After a car crash, it’s important to get to safety, call 911 and receive any urgent medical care you may need. Responding officers will secure the crash site and begin piecing together what happened with a written accident report. In Georgia, this step is actually required for any crash with injuries or with damage over $500.
The police report is a critical document to your personal injury case. Ideally, it records every detail about the crash, listing witnesses, road conditions and the personal information of everyone involved. Without it, it’s very challenging to later pursue a personal injury claim.
But what if you’re too injured to ensure the police complete a thorough report? Or what if the crash isn’t serious and the other driver doesn’t even want to call 911?
What’s in a police report?
After a crash, the police will report to the scene, secure the site, deescalate any issues between the drivers involved and begin preparing an official report on the accident. The report will typically include:
- The time, date and location of the accident: This one seems obvious, but it proves that the accident did, in fact, occur.
- The contact and insurance information of the drivers involved, as well as witness contact information: You’ll need these details if you pursue a claim or if your version of events is contested.
- Driver statements: This will give the officer a sense of what occurred and possibly an admission of guilt from the other driver.
- Information on injuries, damages and the narrative of the crash: The officer may include diagrams to map out what happened or photographs to document the scene.
- Notes on the weather: This will help determine if the other driver was failing to use caution in dangerous conditions.
- Whether any tickets were issued: If the other driver is ticketed at the scene, you’ll likely have a smoother road ahead with the insurance company.
The police report is important, but you should also document the scene yourself if you’re able.
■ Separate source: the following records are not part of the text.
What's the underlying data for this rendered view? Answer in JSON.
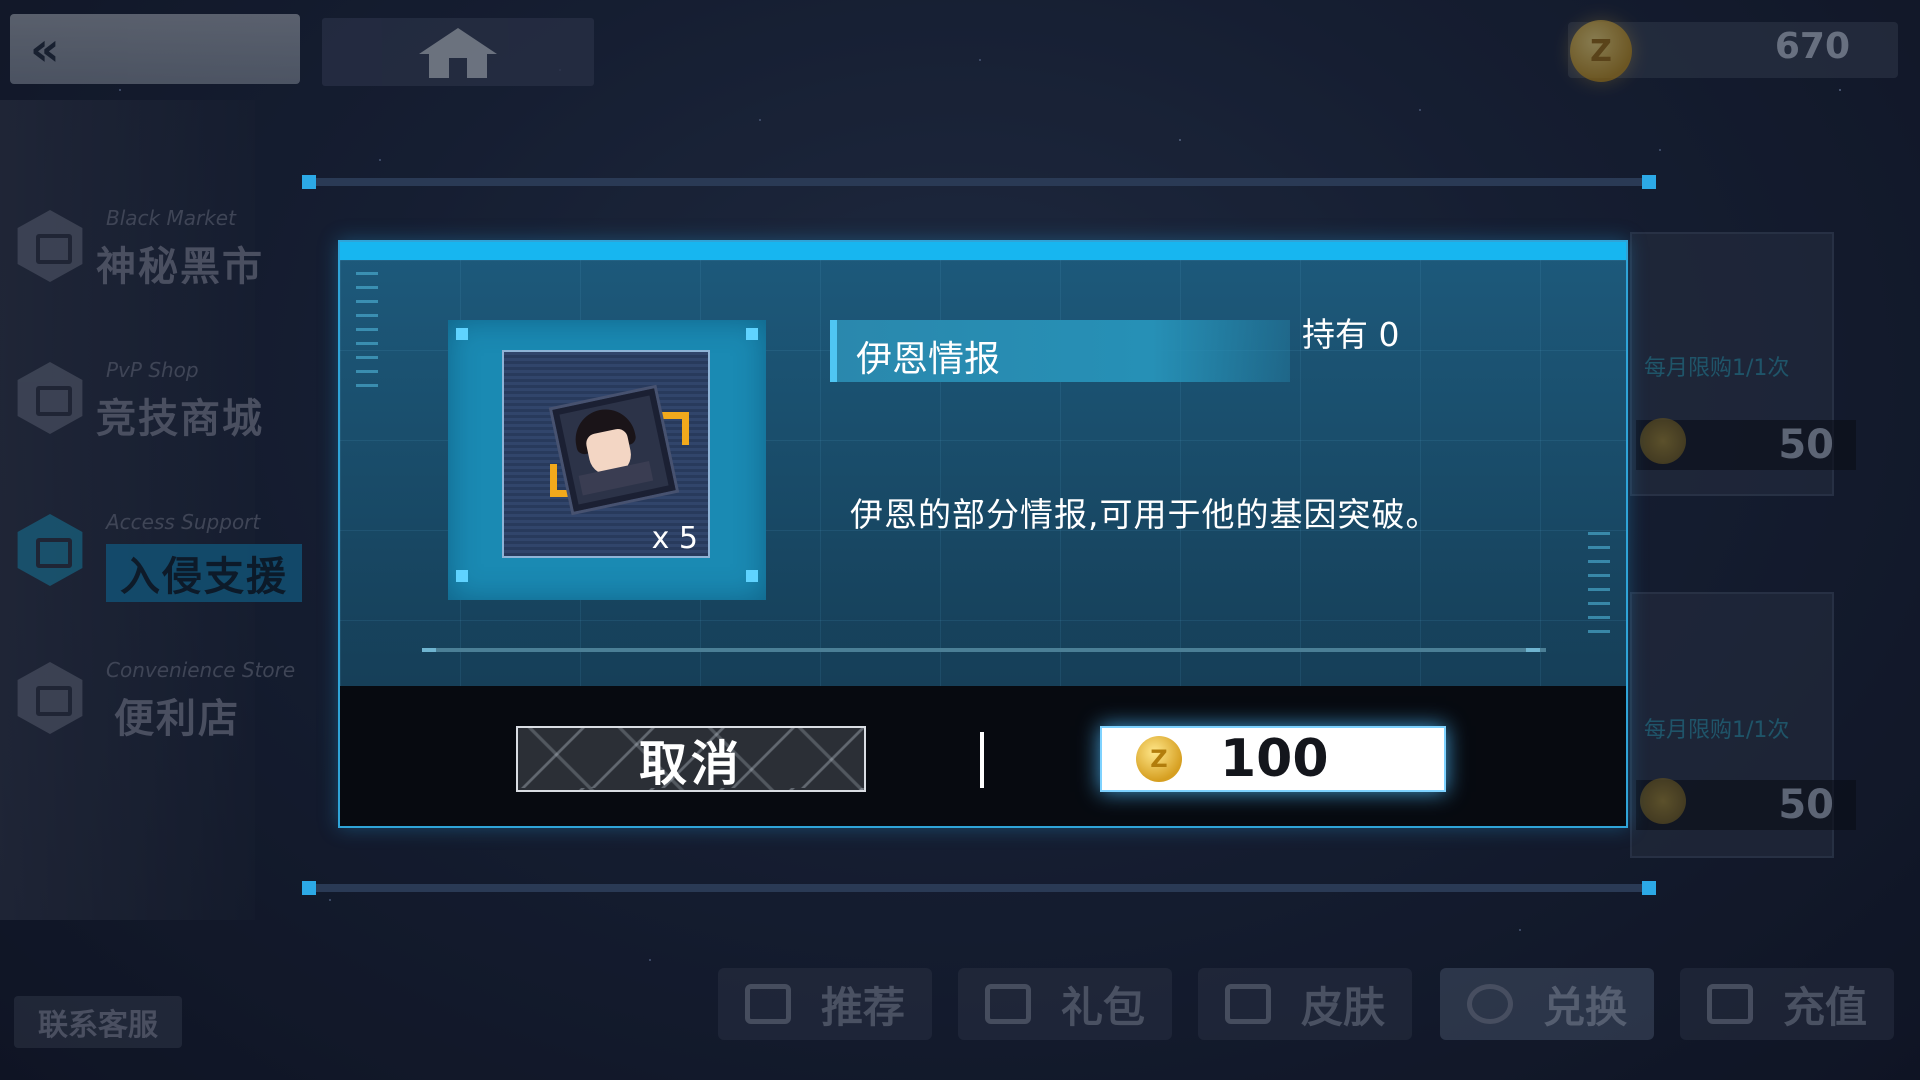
{
  "top_bar": {
    "back_icon": "double-chevron-left-icon",
    "home_icon": "home-icon",
    "currency_amount": "670"
  },
  "sidebar": {
    "items": [
      {
        "en": "Black Market",
        "zh": "神秘黑市",
        "active": false
      },
      {
        "en": "PvP Shop",
        "zh": "竞技商城",
        "active": false
      },
      {
        "en": "Access Support",
        "zh": "入侵支援",
        "active": true
      },
      {
        "en": "Convenience Store",
        "zh": "便利店",
        "active": false
      }
    ],
    "contact_label": "联系客服"
  },
  "background_cards": [
    {
      "limit": "每月限购1/1次",
      "price": "50"
    },
    {
      "limit": "每月限购1/1次",
      "price": "50"
    }
  ],
  "bottom_tabs": [
    {
      "label": "推荐",
      "icon": "heart-check-icon"
    },
    {
      "label": "礼包",
      "icon": "gift-icon"
    },
    {
      "label": "皮肤",
      "icon": "gift-icon"
    },
    {
      "label": "兑换",
      "icon": "exchange-icon",
      "active": true
    },
    {
      "label": "充值",
      "icon": "users-icon"
    }
  ],
  "dialog": {
    "item_name": "伊恩情报",
    "owned": "持有 0",
    "quantity": "x 5",
    "description": "伊恩的部分情报,可用于他的基因突破。",
    "cancel_label": "取消",
    "price": "100",
    "accent_color": "#17b6f0"
  }
}
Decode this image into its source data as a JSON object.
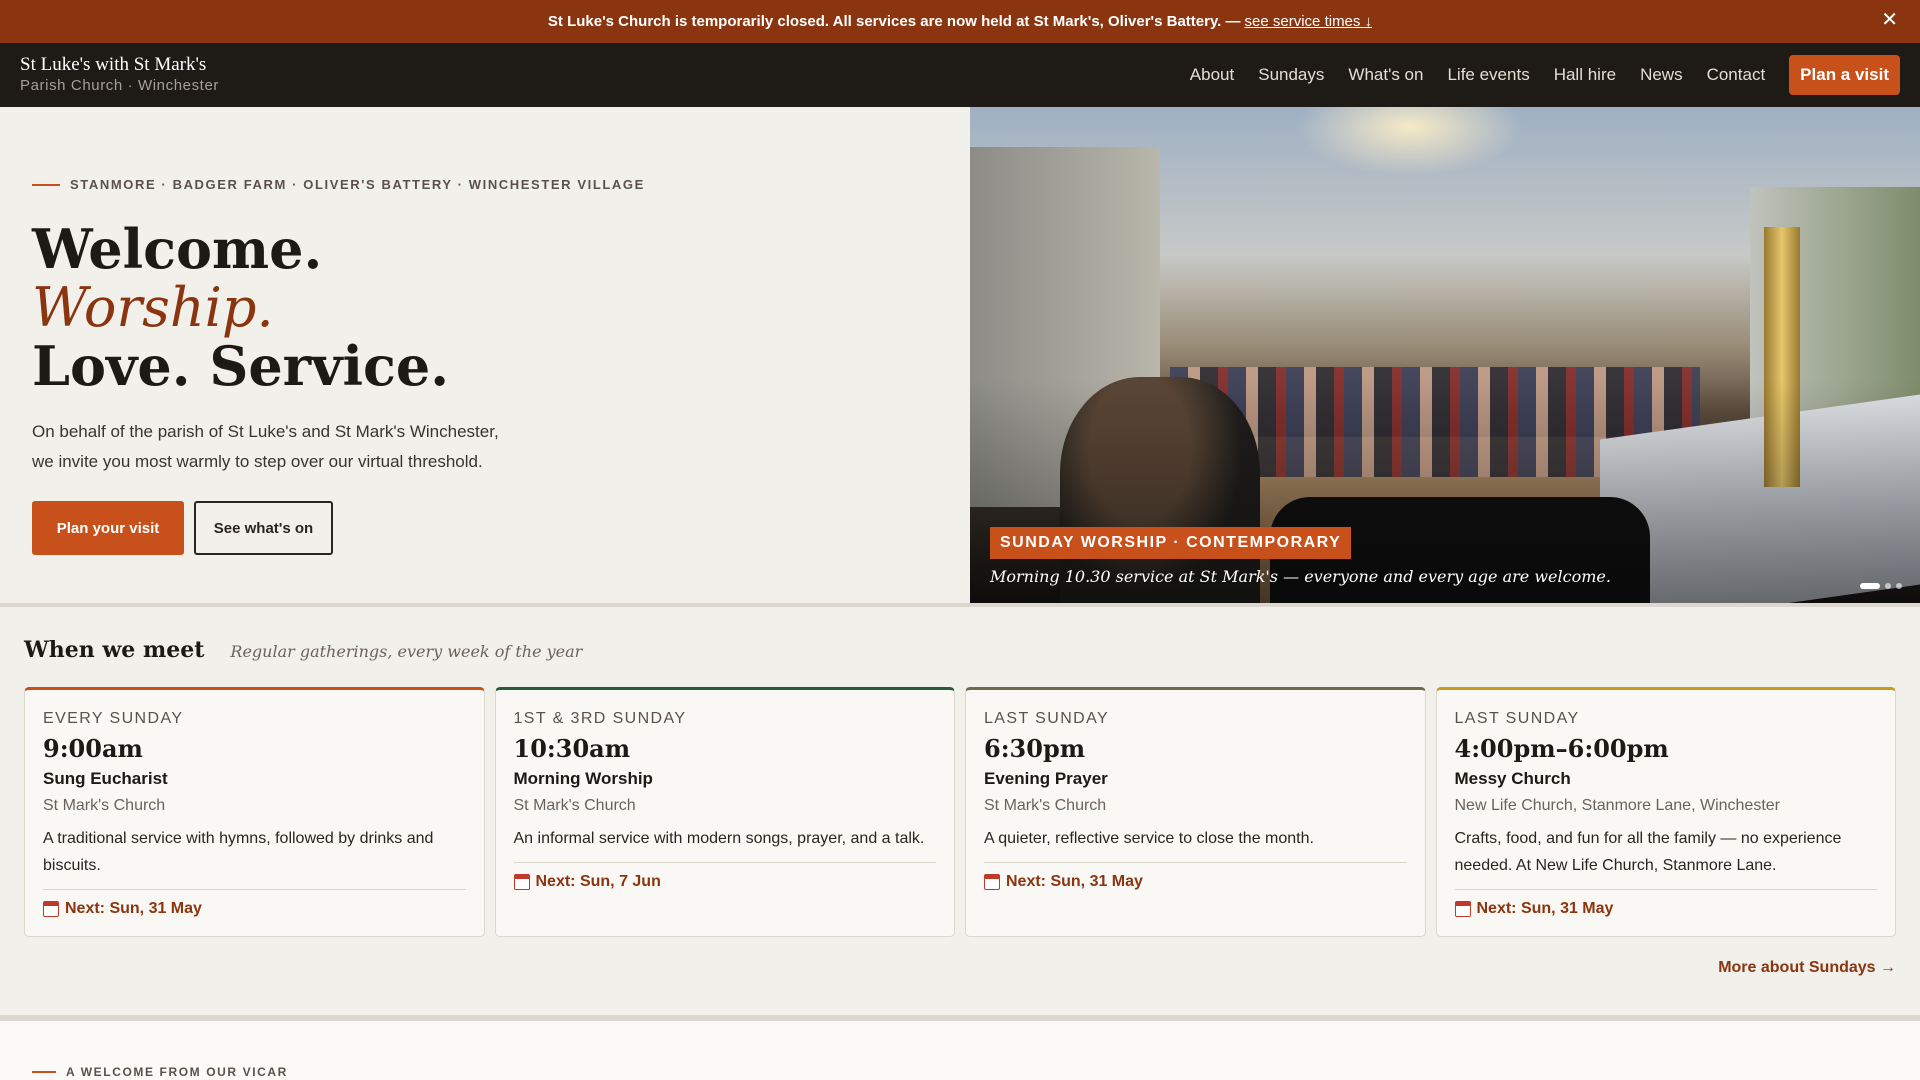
{
  "announcement": {
    "text": "St Luke's Church is temporarily closed. All services are now held at St Mark's, Oliver's Battery. —",
    "link": "see service times ↓",
    "close_glyph": "✕"
  },
  "header": {
    "brand_name": "St Luke's with St Mark's",
    "brand_sub": "Parish Church · Winchester",
    "nav": [
      "About",
      "Sundays",
      "What's on",
      "Life events",
      "Hall hire",
      "News",
      "Contact"
    ],
    "cta": "Plan a visit"
  },
  "hero": {
    "eyebrow": "STANMORE · BADGER FARM · OLIVER'S BATTERY · WINCHESTER VILLAGE",
    "line1": "Welcome.",
    "line2": "Worship.",
    "line3": "Love. Service.",
    "lead": "On behalf of the parish of St Luke's and St Mark's Winchester, we invite you most warmly to step over our virtual threshold.",
    "primary_button": "Plan your visit",
    "secondary_button": "See what's on",
    "caption_tag": "SUNDAY WORSHIP · CONTEMPORARY",
    "caption_text": "Morning 10.30 service at St Mark's — everyone and every age are welcome.",
    "slides_total": 3,
    "slide_active": 1
  },
  "meet": {
    "title": "When we meet",
    "subtitle": "Regular gatherings, every week of the year",
    "cards": [
      {
        "when": "EVERY SUNDAY",
        "time": "9:00am",
        "name": "Sung Eucharist",
        "location": "St Mark's Church",
        "description": "A traditional service with hymns, followed by drinks and biscuits.",
        "next": "Next: Sun, 31 May",
        "accent": "#c8501a"
      },
      {
        "when": "1ST & 3RD SUNDAY",
        "time": "10:30am",
        "name": "Morning Worship",
        "location": "St Mark's Church",
        "description": "An informal service with modern songs, prayer, and a talk.",
        "next": "Next: Sun, 7 Jun",
        "accent": "#2a5a3a"
      },
      {
        "when": "LAST SUNDAY",
        "time": "6:30pm",
        "name": "Evening Prayer",
        "location": "St Mark's Church",
        "description": "A quieter, reflective service to close the month.",
        "next": "Next: Sun, 31 May",
        "accent": "#6d6a4d"
      },
      {
        "when": "LAST SUNDAY",
        "time": "4:00pm–6:00pm",
        "name": "Messy Church",
        "location": "New Life Church, Stanmore Lane, Winchester",
        "description": "Crafts, food, and fun for all the family — no experience needed. At New Life Church, Stanmore Lane.",
        "next": "Next: Sun, 31 May",
        "accent": "#c59b1b"
      }
    ],
    "more_link": "More about Sundays →"
  },
  "vicar": {
    "eyebrow": "A WELCOME FROM OUR VICAR"
  },
  "colors": {
    "brand": "#c8501a",
    "announce_bg": "#8a3510",
    "header_bg": "#1e1b17",
    "page_bg": "#f2f0eb"
  }
}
If it seems like the police are not planning to create a report, you may also politely ask them to do so. After the officer has finished writing the report, he or she will give you information on how to receive a copy. Collect the officer’s name, badge number, phone number and the number of the police report in case you have issues down the road.
If you’re hurt or disoriented, consider calling a friend or family member to help you document the scene and ensure the report is completed.
Why is it so important to have a police report?
Even if the crash seems minor, it’s still important to call 911 and obtain a police report. That’s because car crash injuries sometimes take time to present. Soreness may really be a soft tissue injury. A headache may be a traumatic brain injury. Without a police report confirming that the accident occurred, it will be challenging to file a claim with the at-fault driver’s insurance and get the treatment you need. It’s also possible that, without a police report, the other driver will blame you for the accident.
After reporting the crash to the at-fault driver’s insurance company, they’ll conduct their own investigation but draw heavily on the police report. If it’s clear that their insured driver was at fault, they’ll likely be quicker to offer a fair settlement. If you work with a personal injury attorney, your lawyer will also use the police report as a launching point for further investigation—contacting witnesses and possibly recreating the scene. Finally, if your case goes all the way to trial, the officer who created the report may testify, using the document to refresh his or her memory about what occurred.
Contact an Experienced Personal Injury Attorney at The King Firm
If you’ve been involved in a crash, don’t get talked out of calling 911 and obtaining a police report—even if the crash isn’t serious. At The King Firm, our team understands how car crash injuries can worsen over time. If you’ve been hurt and need help, contact us today at 229-515-8585 for a free case consultation.